But, when they need to write it seems they are perfectly capable of doing it! For example when they make up a game and want to write down the rules, or when they want to write their parents a note.
As for the two younger kids, they are being read to daily. And we will cross the reading bridge when we get there.
I believe that one of the main reasons we send our children to school besides “learning” and let’s be perfectly honest- childcare, is to socialize with other kids. Thankfully we have made friends in the neighborhood and the children get to play outside daily. I actually have been finding it fascinating to see how they are learning to navigate these relationships and group dynamics.
We have always had a lot of different instruments in the house and many, many types of art supplies. The children are free to use the vast majority independently whenever they want. And they can use some “special supplies” when they ask. This has always been the case, even when they went to school, so nothing has changed.
When the children asked to delve deep into a subject we are there to support them. We investigate subjects together, ask questions, and are interested in supporting their innate creativity.
For the adults, this is where the homeschooling “work” is. It is much more fun and much more interesting for us, than supervising worksheets and filling in reading logs ever was!
The rest of the day, meaning most of the day, they are free to play. This is absolutely the best way for children to learn, in my opinion.
They do a lot of building, with legos, magnatiles and wood blocks. There are lots of imaginative scenes going on with figurines. Soccer fields, skateboard ramps and crazy contraptions are tested out. Recently they are interested in building actual furniture and creating things that last.
They play games with rules and without, and some with rules that change along the way. I see them making up new games (recently things like hockey with a soccer ball).
They stop to create. They plan and they improvise. They fight, make up, and figure it out.
They observe. They stop to see the frogs, insects and animals that cross our path. They notice the world around them: Amazon delivery trucks to neighbors fixing a fence. They notice every damn thing their parents do. Right and wrong, at our best and our worst.
It is fascinating and joyful to be a part of their journey.

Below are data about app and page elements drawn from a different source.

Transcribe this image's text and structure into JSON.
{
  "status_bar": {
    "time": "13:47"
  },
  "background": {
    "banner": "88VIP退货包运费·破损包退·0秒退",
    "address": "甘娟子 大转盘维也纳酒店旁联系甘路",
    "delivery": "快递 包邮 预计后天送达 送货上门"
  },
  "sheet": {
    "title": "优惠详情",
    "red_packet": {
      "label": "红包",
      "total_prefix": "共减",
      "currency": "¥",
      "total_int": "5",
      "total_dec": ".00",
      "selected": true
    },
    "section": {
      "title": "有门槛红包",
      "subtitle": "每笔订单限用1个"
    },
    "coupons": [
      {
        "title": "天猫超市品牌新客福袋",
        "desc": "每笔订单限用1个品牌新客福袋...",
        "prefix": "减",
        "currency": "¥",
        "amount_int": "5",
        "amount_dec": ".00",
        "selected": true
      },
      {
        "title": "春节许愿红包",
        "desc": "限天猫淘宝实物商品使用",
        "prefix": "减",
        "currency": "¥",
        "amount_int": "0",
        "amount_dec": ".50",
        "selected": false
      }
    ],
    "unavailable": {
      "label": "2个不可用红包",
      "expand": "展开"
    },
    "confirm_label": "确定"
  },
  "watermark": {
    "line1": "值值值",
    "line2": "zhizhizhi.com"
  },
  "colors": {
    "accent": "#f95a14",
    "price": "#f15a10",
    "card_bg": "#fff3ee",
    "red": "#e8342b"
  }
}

Aside: When we first moved from New York City under lockdown our kids were reluctant to spend too much time outside. So during our initial time here, outside time was a requirement.
Now that they are much more self regulated we do not have to force them outside they willfully go outside and know that it is fun and good for them to explore, play games, and just to be in the fresh air.
A Final Word on the Importance of Play
As I stated in the very beginning, unschooling feels like coming home. It feels right. It feels like how our children were always meant to learn before schools became akin to factories for teaching children.
In play they get to practice skills, uninterrupted until they deem fit to stop.
In play they are learning to navigate the world. To figure out relationships. To see how things work.
In play they get to make mistakes in a safe environment.
Time and time again, I have heard from friends, that when schools shut down, they realized what their children were actually being taught in school. But also how important school was to the life they had set up: childcare for 6+ hours a day.
When schools return to a “normal” functioning, will we send our children back? It’s something to think about.
Will this be how we continue teaching our children for the remainder of their school age days? Maybe, maybe not. But right now, it is the right choice for us.
Read More About Unschooling
If I have piqued your interest, you may want to do some reading and figure out if the unschooling style of homeschooling is for you.
I have a blog post about the benefits of spending time outdoors, which is an integral part of our unschooling homeschool.
If I had to recommend just one book to read it would be this one: Free to Learn by Peter Gray.